Martine Jean

Martine Jean

Independent Scholar
2019-2020: Mark Claster Mamolen Fellow
Martine Jean
Martine Jean is an independent scholar and a historian of nineteenth-century Brazil. Her research explores the history of penal institutions, policing, criminal law and their intersection with slavery and anti-slavery, poverty, and race-making in the Atlantic World. She is the Founder of Ipsa Vero Consulting, a historical research company which provides effective identification, digitization, and interpretation of historical records related to the history of the African slave trade and slavery in the Americas to individual researchers, private corporations, and public institutions.  Martine’s research has been published in the Journal of Social History, Atlantic Studies: Global Currents, and the International Review of Social History. She has received research support from the Mellon Foundation, the Social Science Research Council, the National Endowment for the Humanities, and the Weatherhead Center for International Affairs at Harvard.

 

Project:

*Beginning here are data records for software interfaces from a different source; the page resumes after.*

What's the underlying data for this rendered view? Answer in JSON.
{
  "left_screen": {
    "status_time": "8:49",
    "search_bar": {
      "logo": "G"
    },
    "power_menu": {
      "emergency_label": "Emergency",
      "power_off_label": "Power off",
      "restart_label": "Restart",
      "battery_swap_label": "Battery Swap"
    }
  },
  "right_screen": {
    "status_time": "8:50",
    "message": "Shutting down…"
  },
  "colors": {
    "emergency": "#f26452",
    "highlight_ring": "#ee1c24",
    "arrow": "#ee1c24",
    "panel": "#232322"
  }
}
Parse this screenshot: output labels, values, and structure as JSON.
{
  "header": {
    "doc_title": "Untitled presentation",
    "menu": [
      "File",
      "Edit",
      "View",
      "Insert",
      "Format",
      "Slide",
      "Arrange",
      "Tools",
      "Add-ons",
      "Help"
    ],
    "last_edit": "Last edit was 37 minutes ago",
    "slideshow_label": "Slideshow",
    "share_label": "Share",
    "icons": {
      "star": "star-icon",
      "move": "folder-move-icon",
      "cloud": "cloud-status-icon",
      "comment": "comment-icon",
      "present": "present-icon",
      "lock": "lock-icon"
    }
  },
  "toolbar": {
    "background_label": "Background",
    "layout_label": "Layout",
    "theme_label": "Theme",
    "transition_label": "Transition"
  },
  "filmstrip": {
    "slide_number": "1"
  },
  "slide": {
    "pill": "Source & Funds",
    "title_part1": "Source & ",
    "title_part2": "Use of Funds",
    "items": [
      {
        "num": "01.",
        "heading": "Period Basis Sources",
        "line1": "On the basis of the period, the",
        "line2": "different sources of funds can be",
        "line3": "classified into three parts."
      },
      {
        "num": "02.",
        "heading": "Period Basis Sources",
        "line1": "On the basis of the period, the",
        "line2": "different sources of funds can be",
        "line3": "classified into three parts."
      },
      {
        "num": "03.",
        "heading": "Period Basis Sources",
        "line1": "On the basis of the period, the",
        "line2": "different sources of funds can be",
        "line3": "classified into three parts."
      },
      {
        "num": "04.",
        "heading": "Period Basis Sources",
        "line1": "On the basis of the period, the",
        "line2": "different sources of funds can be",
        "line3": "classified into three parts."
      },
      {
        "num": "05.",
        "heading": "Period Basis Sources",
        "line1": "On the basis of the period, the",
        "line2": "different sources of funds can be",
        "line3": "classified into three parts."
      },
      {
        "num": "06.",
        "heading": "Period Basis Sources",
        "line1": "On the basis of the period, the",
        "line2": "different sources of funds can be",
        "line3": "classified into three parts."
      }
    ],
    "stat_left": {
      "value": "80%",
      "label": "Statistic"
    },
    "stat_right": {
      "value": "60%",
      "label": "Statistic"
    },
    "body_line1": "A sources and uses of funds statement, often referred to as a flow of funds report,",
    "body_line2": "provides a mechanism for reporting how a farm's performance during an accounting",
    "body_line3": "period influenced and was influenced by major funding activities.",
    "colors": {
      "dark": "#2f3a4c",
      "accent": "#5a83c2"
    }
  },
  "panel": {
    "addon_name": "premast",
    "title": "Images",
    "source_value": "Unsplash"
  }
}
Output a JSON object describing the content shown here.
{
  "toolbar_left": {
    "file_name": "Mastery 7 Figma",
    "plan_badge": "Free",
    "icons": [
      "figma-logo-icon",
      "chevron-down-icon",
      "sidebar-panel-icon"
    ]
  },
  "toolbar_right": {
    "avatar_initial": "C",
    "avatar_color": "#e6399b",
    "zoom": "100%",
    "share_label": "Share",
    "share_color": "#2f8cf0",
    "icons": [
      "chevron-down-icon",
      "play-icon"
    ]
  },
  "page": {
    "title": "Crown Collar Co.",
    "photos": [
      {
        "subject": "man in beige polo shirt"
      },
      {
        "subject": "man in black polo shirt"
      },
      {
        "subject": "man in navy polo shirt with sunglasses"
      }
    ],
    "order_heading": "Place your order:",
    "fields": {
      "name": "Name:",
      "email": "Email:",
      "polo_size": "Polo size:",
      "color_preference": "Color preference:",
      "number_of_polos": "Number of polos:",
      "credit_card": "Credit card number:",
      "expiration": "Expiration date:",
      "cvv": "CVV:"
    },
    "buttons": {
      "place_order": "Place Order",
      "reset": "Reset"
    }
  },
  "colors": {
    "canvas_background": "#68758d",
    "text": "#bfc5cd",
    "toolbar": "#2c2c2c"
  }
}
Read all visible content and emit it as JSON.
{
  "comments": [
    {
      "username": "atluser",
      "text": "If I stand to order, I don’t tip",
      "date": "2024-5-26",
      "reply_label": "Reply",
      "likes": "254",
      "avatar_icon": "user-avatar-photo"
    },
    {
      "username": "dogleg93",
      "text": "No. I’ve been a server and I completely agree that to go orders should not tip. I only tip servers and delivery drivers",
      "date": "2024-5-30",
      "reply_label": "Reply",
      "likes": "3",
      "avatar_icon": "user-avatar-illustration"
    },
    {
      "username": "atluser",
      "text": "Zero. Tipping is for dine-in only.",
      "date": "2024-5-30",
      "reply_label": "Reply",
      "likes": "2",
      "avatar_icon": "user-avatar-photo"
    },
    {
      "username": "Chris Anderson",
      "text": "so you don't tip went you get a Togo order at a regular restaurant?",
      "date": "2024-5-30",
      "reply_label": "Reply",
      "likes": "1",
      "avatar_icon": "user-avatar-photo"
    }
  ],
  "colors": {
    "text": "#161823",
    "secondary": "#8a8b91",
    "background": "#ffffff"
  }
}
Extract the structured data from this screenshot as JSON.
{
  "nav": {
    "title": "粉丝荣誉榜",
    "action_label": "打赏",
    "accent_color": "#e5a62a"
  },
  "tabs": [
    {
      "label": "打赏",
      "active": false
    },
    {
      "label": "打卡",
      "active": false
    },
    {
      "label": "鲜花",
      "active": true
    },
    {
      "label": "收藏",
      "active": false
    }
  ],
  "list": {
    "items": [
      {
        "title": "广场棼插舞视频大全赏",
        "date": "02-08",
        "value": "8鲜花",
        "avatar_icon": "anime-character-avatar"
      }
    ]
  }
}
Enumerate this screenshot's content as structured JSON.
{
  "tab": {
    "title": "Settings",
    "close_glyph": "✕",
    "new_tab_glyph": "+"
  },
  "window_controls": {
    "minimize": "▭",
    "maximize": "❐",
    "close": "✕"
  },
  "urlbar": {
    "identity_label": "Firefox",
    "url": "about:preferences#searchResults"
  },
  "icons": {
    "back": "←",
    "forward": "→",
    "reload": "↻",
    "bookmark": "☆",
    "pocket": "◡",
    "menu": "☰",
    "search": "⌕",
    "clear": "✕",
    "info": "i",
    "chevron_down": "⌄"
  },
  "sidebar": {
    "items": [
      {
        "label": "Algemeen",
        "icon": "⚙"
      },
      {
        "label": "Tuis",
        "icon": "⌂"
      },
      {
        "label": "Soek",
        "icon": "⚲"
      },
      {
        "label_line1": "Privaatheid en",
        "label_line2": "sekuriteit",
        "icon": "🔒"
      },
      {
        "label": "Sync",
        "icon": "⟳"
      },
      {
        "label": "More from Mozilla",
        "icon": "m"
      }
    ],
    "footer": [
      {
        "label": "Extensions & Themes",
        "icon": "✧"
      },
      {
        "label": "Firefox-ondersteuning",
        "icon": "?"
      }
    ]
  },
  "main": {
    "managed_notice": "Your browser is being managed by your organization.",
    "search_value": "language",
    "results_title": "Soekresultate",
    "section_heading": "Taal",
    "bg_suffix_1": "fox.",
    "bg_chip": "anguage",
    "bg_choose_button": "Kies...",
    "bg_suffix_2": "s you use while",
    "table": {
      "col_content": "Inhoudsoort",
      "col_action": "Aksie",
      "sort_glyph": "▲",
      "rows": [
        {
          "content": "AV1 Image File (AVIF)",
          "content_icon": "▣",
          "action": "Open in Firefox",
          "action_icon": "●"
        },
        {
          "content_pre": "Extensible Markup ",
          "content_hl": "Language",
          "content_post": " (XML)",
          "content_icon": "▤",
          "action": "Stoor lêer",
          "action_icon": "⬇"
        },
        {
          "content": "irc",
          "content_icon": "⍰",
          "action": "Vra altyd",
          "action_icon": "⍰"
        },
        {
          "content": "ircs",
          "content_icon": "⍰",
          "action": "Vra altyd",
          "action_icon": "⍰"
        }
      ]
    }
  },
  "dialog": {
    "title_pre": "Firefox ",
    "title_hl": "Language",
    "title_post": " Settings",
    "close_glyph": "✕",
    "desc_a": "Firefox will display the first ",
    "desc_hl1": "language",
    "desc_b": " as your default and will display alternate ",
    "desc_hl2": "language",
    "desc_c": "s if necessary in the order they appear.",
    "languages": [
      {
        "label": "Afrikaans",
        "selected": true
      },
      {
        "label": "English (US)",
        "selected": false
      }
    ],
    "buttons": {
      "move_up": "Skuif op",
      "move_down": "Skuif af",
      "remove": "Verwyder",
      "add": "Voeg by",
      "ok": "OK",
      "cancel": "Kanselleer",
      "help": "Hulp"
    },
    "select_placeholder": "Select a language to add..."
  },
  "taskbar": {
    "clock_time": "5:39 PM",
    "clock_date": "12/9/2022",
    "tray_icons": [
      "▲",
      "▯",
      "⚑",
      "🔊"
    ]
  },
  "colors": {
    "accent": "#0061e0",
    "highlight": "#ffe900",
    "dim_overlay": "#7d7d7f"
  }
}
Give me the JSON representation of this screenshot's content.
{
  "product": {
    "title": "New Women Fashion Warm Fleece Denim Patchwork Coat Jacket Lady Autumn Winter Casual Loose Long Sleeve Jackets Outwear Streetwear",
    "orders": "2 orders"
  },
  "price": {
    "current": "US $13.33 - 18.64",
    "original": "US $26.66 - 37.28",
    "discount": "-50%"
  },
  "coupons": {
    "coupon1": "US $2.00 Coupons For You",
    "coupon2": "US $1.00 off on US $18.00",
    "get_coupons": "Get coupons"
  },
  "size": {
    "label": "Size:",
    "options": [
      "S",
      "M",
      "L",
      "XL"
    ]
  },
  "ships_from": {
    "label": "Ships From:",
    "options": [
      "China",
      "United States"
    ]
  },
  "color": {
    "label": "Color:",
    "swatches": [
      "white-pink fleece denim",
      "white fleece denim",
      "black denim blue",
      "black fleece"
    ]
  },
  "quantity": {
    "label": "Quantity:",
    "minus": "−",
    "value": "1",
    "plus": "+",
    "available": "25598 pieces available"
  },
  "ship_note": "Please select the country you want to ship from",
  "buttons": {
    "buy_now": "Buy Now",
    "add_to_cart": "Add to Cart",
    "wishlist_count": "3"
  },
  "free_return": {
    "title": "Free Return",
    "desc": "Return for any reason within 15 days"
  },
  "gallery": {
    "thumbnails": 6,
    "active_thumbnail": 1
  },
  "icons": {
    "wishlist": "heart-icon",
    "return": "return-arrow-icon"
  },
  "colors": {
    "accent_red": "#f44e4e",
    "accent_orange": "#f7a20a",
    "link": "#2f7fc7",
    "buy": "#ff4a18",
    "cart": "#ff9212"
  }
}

Martine Jean will utilize her residency year at the Hutchins Center to complete her book manuscript tentatively entitled Routine Imprisonment, Race, and Citizenship in Nineteenth-Century Brazil, 1830-1890 under contract at the University of Texas Press. The research probes the transformation of punishment in nineteenth-century Brazil and its intersections with global transformations in the labor regime of the Atlantic World. In doing so, the manuscript reveals how the Brazilian government deployed confinement and punitive labor as a means to discipline various segments of the Brazilian working class from slave detainees, liberated Africans, to legally free convicts during the foundational period of Brazilian state formation and postcolonial nation building. Routine Imprisonment critically unveils the birth of the prison in Brazil as an important site of racialization from slavery to freedom. Martine is also at work on a second book project which investigates the failed legal court case to emancipate 423 slaves from the Maria da Gloria, a slave ship apprehended by the British navy off Brazil’s coast in 1833, its return to the African continent (Sierra Leone) for adjudication with 390 captives, and its second middle passage to Brazil with less than one hundred surviving slaves in May 1834. Inquiring about the final destiny of these surviving slaves, whether any of them survived the ordeal and were eventually sold into slavery in Brazil, the research wrestles with how to make sense of the death of those buried at the bottom of the sea to stories of the nineteenth-century as the “Age of Emancipation”. The inquiry delves into the significance of the Maria da Gloria’s triple crossing of the Atlantic to the articulation of human rights, sovereignty, and international law as basic staples of a post-traffic legal order.